RALEIGH – Two articles in Sunday’s Raleigh News & Observer prompted me to think about the problem of personal insults in North Carolina politics.
Rob Christensen’s column explored the recent claim by a local GOP leader and some national conservative writers that Gov. Bev Perdue is “dumb.” Christensen attributed the personal attack to a longstanding sexism in state political life, despite the fact that the Wake County Republican involved was Susan Bryant. (Now that I think about it, his column cast some aspersions of his own without solid evidence. He recycled the dubious accusation that Republican redistricting efforts targeted Democratic women for their outspokenness. And he overlooked the sex of the current House majority whip.)
Elsewhere in the N&O was a news story about former Sen. Howard Lee’s controversial charter school proposal in Orange County. Lee, who won election decades ago as Chapel Hill’s first black mayor, has come under fire from some liberal and Democratic critics as being a tool of neo-segregationists and profiteers by pushing for a charter school that would target underachieving minority students and be operated by National Heritage Academies, a school-management firm.
Set aside your level of policy agreement with these two individuals, and consider only the substance of the respective personal attacks. Does anyone truly believe that Dr. Perdue – whose lengthy career has included stints in education, health care administration, and decades in elective office – lacks intelligence?
And does anyone truly believe that Sen. Lee – a former chairman of the state board of education and one of North Carolina’s most prominent black politicians – would allow himself to be used by racists or enemies of public education?
I happen to think that some of Gov. Perdue’s policies, such as her 2009 tax increase and her 2011 attempt to extend it, have been wrongheaded. I also happen to think that public speaking is not the governor’s strong suit. But I don’t think either fact establishes her as the “dumbest governor in America.” Perdue is simply mistaken on economic policy and sometimes fails to communicate effectively.
Neither failing proves a lack of intelligence. People of average or above-average intelligence disagree with each other all the time, often because they lack common assumptions, principles, or information. And many people of average or above-average intelligence are poor communicators. Some glib speakers, on the other hand, don't really know what they are talking about.

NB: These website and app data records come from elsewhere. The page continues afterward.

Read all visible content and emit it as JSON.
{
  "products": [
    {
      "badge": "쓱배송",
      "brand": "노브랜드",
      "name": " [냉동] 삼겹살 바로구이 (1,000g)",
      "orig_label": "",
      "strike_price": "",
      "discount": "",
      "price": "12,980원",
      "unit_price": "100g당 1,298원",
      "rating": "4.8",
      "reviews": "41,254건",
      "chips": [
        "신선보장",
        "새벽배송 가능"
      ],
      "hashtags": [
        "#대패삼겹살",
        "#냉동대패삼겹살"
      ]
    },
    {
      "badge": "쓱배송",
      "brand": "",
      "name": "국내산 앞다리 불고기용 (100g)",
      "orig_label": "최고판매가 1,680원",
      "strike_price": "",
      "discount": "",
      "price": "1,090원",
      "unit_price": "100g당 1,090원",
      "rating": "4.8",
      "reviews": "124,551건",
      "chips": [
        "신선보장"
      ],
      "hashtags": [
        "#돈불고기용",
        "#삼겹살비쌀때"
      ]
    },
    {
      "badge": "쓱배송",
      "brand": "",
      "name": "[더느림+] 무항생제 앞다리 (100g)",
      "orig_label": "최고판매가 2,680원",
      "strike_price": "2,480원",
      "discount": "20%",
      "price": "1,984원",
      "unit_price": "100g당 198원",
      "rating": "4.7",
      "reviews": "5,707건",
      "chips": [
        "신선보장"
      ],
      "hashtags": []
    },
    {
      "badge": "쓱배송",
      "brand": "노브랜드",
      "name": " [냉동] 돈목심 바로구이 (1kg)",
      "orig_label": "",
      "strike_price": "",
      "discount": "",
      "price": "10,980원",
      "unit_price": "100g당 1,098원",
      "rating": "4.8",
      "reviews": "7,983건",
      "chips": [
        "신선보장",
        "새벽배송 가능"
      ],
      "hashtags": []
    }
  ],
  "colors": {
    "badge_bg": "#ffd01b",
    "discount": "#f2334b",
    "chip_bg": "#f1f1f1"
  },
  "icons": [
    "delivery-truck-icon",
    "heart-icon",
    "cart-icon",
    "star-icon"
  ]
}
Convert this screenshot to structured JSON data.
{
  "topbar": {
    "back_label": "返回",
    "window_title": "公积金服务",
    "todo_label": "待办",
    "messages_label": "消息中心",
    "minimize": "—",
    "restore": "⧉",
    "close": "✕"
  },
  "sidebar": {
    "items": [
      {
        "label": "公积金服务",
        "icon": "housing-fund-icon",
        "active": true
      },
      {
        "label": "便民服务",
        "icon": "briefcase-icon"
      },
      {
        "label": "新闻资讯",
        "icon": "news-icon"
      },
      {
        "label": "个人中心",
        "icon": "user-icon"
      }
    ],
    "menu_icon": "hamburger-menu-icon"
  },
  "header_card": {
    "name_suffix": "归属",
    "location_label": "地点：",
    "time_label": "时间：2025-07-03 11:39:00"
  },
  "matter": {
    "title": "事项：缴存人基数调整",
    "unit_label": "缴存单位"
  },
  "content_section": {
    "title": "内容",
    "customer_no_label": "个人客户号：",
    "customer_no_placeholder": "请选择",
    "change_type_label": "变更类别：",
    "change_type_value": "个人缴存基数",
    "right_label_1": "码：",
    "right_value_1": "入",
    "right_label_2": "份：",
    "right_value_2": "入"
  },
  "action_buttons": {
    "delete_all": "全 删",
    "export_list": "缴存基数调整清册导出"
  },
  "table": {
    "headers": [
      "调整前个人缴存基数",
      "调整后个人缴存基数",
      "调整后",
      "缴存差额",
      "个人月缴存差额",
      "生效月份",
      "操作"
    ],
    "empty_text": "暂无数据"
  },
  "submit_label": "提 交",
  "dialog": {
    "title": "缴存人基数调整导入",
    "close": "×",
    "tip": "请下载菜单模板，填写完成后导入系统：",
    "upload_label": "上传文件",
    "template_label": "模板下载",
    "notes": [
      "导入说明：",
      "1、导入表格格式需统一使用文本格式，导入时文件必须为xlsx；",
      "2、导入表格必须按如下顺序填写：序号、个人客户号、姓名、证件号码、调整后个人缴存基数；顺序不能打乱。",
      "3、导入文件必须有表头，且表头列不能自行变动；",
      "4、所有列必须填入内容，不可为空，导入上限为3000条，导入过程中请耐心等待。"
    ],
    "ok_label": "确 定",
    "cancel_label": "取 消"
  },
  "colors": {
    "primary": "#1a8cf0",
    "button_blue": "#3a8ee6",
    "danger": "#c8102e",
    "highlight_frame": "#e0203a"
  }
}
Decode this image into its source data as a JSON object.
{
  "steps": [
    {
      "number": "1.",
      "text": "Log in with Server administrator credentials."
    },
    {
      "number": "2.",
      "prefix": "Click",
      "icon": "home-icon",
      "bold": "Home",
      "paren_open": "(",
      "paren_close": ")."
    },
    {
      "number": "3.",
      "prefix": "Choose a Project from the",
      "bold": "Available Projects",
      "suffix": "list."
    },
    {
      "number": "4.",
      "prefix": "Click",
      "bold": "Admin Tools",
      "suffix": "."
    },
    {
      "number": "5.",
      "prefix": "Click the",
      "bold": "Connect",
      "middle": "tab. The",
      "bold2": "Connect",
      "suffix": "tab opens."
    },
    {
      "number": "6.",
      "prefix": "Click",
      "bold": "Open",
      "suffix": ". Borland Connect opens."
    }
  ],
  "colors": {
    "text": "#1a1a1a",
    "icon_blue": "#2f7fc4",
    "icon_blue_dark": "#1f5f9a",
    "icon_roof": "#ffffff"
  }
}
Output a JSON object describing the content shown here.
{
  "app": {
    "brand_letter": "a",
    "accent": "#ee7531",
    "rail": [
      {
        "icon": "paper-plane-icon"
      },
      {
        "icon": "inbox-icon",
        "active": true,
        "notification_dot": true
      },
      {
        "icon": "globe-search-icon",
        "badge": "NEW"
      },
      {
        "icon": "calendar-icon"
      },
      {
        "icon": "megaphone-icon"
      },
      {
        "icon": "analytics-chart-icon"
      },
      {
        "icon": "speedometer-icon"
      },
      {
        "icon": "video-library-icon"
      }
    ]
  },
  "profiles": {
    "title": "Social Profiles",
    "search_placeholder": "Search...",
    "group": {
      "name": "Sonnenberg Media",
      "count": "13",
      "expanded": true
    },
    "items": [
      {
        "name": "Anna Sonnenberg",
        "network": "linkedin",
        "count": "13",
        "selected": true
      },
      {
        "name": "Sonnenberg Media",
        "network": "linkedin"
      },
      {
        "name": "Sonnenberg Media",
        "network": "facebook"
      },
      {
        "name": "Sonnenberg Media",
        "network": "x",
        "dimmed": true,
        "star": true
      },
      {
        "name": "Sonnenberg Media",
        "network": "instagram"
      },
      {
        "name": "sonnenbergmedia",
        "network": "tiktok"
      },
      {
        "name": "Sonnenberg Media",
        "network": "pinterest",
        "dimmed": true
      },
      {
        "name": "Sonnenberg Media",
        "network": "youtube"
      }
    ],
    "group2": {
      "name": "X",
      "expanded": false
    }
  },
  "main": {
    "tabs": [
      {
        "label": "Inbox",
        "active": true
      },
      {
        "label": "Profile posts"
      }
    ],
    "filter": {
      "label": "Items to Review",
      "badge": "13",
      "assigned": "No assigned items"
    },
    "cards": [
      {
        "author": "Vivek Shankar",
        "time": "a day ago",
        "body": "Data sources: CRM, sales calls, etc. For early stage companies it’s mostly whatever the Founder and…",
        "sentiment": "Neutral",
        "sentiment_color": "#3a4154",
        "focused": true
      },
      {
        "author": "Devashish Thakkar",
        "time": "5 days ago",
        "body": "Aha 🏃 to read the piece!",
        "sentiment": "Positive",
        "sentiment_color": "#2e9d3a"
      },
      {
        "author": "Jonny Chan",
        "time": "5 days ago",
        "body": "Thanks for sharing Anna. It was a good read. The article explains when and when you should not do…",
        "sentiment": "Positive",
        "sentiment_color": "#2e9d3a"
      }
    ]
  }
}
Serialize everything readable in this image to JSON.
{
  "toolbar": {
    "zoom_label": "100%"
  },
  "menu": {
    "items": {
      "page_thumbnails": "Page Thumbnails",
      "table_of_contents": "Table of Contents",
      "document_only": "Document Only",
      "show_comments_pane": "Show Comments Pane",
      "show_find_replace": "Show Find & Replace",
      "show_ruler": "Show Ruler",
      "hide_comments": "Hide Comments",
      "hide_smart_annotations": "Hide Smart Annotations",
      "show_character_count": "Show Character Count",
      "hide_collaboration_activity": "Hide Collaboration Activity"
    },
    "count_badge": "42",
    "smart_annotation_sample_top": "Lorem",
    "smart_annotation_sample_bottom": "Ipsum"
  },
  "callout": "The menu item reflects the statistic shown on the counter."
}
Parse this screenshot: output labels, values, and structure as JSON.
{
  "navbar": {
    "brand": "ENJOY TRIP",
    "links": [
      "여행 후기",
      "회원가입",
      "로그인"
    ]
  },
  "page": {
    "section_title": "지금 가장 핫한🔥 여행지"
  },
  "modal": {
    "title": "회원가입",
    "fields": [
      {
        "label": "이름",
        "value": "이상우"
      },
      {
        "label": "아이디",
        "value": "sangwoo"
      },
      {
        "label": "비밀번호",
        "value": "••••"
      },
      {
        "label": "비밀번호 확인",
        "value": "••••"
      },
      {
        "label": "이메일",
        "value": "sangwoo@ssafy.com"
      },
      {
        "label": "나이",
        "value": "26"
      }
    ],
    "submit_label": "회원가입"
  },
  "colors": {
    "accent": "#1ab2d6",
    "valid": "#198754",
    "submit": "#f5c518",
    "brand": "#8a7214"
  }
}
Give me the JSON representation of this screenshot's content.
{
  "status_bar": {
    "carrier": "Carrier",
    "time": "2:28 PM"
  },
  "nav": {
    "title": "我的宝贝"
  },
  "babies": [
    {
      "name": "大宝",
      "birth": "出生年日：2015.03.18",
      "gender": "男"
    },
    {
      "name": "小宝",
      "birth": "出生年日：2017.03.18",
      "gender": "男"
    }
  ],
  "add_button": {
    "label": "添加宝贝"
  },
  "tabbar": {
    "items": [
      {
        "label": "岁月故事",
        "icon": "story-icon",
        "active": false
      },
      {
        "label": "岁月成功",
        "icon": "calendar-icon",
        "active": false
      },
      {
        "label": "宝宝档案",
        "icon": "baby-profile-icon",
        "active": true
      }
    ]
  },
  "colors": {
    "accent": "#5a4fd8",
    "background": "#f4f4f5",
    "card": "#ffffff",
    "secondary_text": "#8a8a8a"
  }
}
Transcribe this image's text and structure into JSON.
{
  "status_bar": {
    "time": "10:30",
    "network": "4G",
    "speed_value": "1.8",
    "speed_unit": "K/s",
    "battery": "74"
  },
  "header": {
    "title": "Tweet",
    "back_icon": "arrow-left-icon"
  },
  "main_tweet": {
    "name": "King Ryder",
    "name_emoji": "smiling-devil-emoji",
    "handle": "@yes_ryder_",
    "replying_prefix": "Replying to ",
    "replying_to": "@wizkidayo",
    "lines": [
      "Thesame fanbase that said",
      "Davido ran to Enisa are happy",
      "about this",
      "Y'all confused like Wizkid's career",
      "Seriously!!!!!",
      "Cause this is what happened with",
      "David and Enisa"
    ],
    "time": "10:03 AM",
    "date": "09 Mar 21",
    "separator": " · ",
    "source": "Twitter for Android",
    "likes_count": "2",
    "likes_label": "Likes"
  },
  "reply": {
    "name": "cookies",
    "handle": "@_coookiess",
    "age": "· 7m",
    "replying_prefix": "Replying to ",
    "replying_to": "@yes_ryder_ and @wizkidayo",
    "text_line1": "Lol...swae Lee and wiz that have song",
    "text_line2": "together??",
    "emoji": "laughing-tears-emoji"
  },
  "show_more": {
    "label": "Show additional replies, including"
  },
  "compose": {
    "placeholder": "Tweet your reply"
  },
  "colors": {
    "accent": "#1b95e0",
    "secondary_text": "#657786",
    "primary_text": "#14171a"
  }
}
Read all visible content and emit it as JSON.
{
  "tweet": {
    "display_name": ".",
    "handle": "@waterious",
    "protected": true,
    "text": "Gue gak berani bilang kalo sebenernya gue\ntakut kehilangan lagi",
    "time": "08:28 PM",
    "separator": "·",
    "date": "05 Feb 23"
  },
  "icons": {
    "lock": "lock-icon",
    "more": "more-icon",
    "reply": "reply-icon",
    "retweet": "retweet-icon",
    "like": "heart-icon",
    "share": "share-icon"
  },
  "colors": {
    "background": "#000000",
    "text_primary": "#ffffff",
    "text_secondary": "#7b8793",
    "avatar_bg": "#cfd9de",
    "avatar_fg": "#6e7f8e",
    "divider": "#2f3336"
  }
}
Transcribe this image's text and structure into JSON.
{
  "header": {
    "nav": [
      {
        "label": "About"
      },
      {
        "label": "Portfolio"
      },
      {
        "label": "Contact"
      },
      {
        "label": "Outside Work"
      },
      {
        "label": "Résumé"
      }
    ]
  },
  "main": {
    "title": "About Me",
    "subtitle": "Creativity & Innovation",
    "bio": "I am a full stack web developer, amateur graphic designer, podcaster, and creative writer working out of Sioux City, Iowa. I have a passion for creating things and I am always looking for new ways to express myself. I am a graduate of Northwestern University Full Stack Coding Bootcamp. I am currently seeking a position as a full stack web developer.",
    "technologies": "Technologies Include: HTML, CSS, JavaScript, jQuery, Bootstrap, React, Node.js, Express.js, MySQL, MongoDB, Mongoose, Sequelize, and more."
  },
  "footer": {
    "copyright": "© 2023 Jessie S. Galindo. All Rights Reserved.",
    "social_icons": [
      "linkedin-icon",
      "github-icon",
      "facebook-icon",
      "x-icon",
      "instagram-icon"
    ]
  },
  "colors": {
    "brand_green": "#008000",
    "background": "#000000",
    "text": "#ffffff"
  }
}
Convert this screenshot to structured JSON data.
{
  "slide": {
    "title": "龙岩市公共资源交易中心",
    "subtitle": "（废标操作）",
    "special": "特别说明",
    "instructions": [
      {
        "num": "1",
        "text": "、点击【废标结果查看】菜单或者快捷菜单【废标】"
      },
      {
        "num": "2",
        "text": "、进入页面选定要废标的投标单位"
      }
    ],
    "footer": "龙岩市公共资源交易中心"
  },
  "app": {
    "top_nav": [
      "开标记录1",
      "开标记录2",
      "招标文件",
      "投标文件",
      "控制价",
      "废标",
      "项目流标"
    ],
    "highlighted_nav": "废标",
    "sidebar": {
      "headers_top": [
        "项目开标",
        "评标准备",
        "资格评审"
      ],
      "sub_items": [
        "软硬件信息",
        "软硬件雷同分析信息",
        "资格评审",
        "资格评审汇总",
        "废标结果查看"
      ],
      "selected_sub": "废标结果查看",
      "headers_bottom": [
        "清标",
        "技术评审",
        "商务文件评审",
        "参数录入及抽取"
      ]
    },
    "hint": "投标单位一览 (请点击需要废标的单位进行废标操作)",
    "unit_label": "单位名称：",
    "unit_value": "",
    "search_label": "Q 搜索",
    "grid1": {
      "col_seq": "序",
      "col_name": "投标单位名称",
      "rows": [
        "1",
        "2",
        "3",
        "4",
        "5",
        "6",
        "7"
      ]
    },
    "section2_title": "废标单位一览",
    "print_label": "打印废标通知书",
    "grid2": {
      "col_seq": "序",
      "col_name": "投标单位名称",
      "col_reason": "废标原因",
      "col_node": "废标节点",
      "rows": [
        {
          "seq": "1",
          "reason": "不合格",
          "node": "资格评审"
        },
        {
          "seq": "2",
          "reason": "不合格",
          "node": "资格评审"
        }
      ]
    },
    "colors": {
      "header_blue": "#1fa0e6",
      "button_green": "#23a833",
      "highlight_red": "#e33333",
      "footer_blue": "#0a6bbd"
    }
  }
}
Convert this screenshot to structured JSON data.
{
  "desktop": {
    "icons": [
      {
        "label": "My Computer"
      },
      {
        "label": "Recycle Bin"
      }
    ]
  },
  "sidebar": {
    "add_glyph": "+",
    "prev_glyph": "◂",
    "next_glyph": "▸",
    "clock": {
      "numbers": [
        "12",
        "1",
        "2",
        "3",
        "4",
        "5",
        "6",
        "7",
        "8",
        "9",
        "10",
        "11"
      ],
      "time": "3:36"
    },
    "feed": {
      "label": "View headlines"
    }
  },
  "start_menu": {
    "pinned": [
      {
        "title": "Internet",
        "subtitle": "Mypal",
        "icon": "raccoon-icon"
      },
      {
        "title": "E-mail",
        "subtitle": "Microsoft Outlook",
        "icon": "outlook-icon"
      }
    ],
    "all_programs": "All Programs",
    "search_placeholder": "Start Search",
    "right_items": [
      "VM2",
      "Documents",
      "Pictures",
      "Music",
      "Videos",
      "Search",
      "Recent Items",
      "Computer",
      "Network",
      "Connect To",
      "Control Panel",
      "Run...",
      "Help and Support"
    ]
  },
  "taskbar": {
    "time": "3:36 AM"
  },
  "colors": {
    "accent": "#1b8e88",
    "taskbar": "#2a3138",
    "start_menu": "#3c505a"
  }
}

Similarly, you might think that charter schools are a bad idea, and that it would be better to maximize enrollment and tax funding within district-run public schools. That doesn’t mean you have to assume that those who disagree with you are actively trying to limit educational opportunity, rip off the taxpayers, and promote resegregation.
There’s plenty of room for robust debates about important political issues without resorting to unfair and vindictive personal attacks. I don’t mean to suggest that personal character is never fair game in political debate – unethical or criminal behavior in office is fully deserving of personal condemnation – but it does mean that the political process is best served by those who can disagree without immediately making it personal and becoming obnoxious.
By offering this opinion, I suppose I am setting myself up to be called naïve. So be it. Better “naïve” than more caustic or insulting adjectives.
Hood is president of the John Locke Foundation.